____ Materials provided
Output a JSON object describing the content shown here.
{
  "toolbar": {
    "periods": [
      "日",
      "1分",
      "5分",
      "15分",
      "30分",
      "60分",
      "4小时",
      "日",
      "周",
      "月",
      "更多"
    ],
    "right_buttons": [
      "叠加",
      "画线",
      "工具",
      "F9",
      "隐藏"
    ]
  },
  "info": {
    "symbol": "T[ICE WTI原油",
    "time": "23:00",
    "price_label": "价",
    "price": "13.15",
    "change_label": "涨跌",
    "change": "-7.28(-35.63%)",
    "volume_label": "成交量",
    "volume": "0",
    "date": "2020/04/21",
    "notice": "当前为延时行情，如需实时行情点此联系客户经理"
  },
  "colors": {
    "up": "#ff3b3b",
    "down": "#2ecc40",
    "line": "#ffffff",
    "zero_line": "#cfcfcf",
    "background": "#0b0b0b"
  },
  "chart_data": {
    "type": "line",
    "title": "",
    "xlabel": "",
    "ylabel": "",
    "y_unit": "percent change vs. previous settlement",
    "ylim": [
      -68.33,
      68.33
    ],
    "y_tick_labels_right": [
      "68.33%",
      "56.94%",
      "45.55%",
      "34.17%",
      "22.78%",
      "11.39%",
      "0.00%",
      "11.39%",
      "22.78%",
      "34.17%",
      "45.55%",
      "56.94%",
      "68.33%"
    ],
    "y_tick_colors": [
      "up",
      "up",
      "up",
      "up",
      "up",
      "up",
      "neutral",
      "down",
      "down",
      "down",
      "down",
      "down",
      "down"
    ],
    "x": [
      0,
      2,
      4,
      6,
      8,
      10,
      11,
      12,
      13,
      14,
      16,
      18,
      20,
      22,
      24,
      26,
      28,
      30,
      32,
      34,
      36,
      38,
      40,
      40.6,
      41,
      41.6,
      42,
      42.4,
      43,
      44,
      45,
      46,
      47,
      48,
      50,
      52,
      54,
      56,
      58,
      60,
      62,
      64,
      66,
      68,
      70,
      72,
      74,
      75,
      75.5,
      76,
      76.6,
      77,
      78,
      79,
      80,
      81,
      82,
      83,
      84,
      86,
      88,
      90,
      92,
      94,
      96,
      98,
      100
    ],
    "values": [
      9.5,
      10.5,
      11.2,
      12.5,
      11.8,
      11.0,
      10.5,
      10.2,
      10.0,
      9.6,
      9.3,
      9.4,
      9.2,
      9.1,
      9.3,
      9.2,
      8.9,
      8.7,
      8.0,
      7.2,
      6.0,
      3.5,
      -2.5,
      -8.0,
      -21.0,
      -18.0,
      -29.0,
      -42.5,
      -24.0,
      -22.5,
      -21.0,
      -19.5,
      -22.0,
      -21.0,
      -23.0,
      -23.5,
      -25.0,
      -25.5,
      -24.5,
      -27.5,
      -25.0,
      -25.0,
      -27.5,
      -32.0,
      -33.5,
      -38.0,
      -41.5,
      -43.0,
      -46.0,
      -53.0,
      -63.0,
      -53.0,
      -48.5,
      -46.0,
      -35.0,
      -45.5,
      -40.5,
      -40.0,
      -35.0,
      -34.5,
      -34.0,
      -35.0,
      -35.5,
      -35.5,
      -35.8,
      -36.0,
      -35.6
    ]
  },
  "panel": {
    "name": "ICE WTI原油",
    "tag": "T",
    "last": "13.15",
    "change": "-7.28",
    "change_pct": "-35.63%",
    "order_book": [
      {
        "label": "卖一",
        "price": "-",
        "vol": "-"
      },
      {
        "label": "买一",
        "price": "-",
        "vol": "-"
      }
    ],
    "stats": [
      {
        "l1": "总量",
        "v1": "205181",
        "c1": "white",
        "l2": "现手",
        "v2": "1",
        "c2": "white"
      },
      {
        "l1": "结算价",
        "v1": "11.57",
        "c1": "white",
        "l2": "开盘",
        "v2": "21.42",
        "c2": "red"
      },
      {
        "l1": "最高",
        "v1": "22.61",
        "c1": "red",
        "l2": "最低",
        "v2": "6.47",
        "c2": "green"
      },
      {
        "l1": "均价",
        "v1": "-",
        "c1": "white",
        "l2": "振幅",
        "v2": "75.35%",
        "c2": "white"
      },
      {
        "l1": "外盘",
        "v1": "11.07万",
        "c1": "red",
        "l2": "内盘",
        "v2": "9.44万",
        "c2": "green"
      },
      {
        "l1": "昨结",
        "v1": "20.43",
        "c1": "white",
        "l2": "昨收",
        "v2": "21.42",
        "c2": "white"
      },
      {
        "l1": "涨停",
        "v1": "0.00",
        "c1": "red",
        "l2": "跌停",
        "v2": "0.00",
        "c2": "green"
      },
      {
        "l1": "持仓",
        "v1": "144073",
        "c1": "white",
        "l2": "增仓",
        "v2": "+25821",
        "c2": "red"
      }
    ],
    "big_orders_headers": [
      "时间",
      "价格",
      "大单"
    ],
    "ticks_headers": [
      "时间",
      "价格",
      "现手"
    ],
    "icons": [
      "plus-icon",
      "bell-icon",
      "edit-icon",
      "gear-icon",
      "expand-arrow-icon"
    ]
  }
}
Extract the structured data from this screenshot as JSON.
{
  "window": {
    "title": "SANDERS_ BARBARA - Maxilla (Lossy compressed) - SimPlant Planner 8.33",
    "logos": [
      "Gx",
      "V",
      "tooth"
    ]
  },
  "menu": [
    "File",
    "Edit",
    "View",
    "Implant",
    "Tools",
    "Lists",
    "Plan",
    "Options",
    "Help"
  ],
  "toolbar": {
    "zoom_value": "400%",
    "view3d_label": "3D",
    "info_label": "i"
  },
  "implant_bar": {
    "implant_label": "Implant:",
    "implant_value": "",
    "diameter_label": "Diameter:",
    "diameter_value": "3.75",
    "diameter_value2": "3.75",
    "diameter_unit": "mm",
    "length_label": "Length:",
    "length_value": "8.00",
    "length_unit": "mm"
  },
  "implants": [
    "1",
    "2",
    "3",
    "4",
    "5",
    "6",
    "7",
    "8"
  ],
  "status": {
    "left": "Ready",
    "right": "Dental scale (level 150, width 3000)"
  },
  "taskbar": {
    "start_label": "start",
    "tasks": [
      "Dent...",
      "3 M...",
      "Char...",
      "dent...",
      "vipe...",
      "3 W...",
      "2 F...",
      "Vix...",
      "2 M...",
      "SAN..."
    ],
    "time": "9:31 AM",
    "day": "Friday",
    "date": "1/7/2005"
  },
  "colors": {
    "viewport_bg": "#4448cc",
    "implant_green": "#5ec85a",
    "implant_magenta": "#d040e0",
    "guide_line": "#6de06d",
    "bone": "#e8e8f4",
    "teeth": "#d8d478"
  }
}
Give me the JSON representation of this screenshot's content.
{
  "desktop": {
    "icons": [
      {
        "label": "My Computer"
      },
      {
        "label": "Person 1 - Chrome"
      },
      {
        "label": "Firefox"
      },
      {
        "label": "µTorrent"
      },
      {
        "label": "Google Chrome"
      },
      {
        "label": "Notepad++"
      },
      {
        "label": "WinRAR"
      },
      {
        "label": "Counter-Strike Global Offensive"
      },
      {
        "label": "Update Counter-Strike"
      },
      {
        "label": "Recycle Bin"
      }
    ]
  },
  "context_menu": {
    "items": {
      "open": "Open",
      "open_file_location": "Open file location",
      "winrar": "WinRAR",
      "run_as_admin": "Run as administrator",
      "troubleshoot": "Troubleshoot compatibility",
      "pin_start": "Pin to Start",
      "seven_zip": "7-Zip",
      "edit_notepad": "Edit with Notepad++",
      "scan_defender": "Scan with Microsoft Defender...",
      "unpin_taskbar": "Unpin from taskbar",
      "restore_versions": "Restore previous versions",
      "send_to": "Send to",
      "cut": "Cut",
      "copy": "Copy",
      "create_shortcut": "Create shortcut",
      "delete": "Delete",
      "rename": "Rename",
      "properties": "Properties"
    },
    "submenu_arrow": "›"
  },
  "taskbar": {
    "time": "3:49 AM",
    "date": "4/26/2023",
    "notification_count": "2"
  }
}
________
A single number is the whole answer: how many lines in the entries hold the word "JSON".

**Exercise result**
3